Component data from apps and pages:
□ □ □ □ □

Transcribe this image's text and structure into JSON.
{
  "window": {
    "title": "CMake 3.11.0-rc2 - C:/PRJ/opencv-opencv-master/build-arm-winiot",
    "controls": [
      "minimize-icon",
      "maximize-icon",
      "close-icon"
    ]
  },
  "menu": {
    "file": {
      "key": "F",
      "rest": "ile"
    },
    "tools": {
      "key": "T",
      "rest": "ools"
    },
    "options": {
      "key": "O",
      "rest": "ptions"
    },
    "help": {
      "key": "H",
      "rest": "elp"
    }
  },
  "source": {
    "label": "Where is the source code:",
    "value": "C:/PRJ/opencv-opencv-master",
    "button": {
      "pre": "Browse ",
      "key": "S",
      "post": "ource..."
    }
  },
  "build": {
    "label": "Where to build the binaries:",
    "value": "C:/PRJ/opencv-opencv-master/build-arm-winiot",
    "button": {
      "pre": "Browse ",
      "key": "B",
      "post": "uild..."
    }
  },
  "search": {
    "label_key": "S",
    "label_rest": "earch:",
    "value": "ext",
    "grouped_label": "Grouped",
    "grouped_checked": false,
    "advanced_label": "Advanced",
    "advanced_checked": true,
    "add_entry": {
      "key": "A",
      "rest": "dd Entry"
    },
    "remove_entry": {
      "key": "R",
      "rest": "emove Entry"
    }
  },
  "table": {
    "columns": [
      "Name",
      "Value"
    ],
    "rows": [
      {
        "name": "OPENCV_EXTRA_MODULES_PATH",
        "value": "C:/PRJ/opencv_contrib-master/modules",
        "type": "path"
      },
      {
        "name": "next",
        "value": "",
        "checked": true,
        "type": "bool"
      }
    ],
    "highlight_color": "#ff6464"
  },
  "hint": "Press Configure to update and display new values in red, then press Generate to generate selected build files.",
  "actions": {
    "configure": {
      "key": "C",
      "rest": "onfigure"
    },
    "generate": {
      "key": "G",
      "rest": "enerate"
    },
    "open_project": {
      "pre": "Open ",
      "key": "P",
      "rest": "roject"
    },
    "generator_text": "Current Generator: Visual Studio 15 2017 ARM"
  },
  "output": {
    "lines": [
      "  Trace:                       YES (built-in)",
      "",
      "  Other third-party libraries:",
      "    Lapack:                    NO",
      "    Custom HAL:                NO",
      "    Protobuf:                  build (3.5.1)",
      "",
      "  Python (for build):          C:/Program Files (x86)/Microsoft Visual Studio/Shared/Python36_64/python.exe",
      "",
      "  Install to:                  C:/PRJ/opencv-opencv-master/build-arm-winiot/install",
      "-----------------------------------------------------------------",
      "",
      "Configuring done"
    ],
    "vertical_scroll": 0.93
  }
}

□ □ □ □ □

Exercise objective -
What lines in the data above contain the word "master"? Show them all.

Task result -
    "title": "CMake 3.11.0-rc2 - C:/PRJ/opencv-opencv-master/build-arm-winiot",
    "value": "C:/PRJ/opencv-opencv-master",
    "value": "C:/PRJ/opencv-opencv-master/build-arm-winiot",
        "value": "C:/PRJ/opencv_contrib-master/modules",
      "  Install to:                  C:/PRJ/opencv-opencv-master/build-arm-winiot/install",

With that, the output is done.